I suspect the push back centers on the word “evaluation“. So, my advice is stop calling it that. I just sat through a wonderful board development presentation last week and the organization simply calls their board evaluations the “year-end sit-down” during which time the following questions are explored:
- How did the individual board volunteer contribute in the last year? (Note: this is all about thanking them profusely for those contributions)
- How did those contributions help the organization? (Note: this is all about showing them how their contributions support the bigger picture)
- How did those contributions align with board member roles/responsibilities expectations? (Note: this is all about acknowledging that you see them doing what they said they’d do when they first signed up)
- Were those contributions rewarding (aka fulfilling) to the board volunteer? (Note: This is about you listening and partnering with them on mindfully finding a sense of fulfillment and happiness in life)
- Where does the board member see him/herself contributing in the upcoming year? (Note: This is all about you meeting them where they are at and aligning the organizations needs to what they can contribute rather than vice versa)
These year-end conversations are a firewall for you. They provide an opportunity to thoughtfully check-in on whether or not the board member’s needs are being met. And if they aren’t, then you have time to make adjustments.
If you want to get a peek at what the next few blog posts will be about, you are welcome to check out SoftwareAdvice.com’s full survey report titled “Tech Skills and Other Considerations for Joining a Nonprofit Board IndustryView“.

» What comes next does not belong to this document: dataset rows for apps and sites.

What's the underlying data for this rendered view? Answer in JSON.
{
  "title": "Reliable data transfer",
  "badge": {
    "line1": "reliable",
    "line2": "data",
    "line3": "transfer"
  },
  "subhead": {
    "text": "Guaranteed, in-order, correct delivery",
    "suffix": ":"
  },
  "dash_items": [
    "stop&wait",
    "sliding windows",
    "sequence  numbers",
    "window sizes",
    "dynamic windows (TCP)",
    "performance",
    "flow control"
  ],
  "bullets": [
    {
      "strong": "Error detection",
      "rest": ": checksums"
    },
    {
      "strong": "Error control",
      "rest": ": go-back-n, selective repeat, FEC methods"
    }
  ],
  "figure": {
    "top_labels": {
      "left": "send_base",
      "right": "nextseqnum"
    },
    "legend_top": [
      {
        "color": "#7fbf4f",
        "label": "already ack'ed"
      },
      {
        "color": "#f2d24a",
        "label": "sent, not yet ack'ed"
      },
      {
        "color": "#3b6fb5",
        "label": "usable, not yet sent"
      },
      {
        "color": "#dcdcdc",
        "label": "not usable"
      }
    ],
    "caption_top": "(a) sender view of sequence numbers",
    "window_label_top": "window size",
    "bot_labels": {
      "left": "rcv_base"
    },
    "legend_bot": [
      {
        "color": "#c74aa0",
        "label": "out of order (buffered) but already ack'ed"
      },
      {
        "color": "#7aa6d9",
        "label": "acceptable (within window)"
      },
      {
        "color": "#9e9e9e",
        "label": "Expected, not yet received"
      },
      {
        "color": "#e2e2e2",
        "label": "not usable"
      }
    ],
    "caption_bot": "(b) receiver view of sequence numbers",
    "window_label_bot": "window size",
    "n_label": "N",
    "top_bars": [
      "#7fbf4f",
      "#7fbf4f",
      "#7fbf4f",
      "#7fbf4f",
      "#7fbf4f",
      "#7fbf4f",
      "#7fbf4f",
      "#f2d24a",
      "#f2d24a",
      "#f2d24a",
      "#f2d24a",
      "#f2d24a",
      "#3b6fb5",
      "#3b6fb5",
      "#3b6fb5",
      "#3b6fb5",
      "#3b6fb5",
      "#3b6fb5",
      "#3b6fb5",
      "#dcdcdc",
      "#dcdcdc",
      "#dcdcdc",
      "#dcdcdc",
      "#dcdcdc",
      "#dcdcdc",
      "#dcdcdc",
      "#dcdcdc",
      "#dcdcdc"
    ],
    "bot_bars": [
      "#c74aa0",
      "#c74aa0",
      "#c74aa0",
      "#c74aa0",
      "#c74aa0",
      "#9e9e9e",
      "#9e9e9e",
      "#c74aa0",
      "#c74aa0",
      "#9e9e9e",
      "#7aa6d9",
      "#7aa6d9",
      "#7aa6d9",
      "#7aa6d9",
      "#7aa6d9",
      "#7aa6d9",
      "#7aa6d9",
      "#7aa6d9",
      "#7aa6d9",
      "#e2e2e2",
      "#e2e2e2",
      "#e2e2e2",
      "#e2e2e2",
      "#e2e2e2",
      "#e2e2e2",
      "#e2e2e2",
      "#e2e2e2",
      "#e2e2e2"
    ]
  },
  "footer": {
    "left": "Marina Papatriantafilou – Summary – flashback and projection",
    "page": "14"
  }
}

Does your non-profit organization have a well-defined board development process? If so, please use the comment box below to share.
Here’s to your health!
Founder & President, The Healthy Non-Profit LLC